As Roe’s fortieth anniversary approaches, scholars have offered new perspectives on the efficacy of pro-life incrementalism. As framed by the movement, incrementalism involves a focus on small victories—legislation restricting but not banning abortion. Incrementalists themselves claim to be making significant headway, pointing to the proliferation of restrictions on abortion in the states, several of which the Supreme Court has upheld. By contrast, in a forthcoming piece, by contrast, Caitlin Borgmann argues that incrementalism has failed to deliver on its promise to change hearts and minds.
Whether incrementalism is succeeding, of course, depends on what its proponents have set out to achieve. In my current project, I explore the roots and rise of antiabortion incrementalism as an overarching strategy in the 1970s. Early incremental efforts came primarily in the courts, as organizations like Americans United for Life argued that new restrictions on abortion did not violate the right set out in Roe. In the late 1970s, activists like James Bopp, Jr. and Sandra Faucher saw great potential in an incremental approach. Bopp, a Catholic attorney from Indiana, told me about his instinctual aversion to abortion as an overarching philosophy for the movement. Faucher, a liberal Democrat from Maine, described her natural discomfort with Phyllis Schlafly. In spite of their differences, the two played an important part in making incrementalism a philosophy, a strategy, and a battle cry. Small victories could energize a movement disillusioned by the continuing failure of the human life amendment and could dramatically limit access to abortion. As importantly, incrementalism could make Roe hollow and incoherent—protecting an abortion right that guaranteed little access to abortion. Between 1973 and 1983, the antiabortion movement had worked to create a right to live that would reach beyond the abortion context. Incrementalism defined a much more modest goal—the overruling of Roe.
Measuring the efficacy of incrementalism is a delicate business, for even in the 1970s, proponents disagreed about what the incrementalist project entailed. Incrementalists adopted different substantive aims and rhetorical strategies. Even as an overarching strategy, incrementalism sent conflicting messages. Its proponents often adopted the rhetoric of new movement allies in the Religious Right and New Right while urging movement members to focus primarily on compromise solutions that would limit abortion without banning it entirely. The complexity of incrementalism points out some of the challenges in measuring whether there was indeed a backlash to Roe and whether reaction to the decision was particularly costly to the abortion-rights movement.
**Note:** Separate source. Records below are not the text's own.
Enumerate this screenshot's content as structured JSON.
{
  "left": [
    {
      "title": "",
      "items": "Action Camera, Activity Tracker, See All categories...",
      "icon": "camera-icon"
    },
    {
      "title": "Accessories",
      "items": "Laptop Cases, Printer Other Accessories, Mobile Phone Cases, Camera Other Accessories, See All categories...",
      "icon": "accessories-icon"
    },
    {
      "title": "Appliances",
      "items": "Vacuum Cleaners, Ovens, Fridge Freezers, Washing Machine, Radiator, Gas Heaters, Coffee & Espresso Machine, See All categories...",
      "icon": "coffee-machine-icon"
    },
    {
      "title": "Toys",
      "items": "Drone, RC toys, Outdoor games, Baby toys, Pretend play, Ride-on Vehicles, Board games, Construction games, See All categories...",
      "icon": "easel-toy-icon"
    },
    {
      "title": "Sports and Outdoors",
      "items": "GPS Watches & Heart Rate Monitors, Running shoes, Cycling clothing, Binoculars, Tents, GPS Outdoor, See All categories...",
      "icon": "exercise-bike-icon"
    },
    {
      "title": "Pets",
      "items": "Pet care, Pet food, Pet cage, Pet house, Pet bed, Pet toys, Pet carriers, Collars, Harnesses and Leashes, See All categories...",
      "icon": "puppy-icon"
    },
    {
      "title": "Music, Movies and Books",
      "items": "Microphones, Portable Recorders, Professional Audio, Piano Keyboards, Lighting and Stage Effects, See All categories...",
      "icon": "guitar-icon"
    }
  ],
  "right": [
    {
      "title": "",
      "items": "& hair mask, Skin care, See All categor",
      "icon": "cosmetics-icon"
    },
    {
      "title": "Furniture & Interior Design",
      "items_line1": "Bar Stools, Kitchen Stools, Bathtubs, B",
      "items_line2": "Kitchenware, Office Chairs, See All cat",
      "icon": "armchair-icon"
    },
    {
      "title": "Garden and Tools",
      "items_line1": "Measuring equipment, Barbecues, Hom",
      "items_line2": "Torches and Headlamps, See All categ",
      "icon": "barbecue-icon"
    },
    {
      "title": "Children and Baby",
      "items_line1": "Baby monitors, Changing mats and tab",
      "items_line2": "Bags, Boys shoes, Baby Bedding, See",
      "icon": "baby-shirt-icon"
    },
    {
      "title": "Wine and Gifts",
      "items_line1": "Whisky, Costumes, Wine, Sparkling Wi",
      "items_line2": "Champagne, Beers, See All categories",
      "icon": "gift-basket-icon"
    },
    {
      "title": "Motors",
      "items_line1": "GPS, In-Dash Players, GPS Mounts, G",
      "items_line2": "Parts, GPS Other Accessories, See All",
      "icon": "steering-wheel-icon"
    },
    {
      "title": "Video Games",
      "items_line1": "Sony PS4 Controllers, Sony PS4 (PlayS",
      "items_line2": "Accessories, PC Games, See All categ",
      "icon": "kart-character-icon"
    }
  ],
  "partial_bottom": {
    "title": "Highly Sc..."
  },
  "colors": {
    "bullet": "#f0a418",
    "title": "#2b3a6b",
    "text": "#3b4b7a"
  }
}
Those incrementalists from whom I took oral histories never tired of reminding me of how they defied easy categorization, and they were right.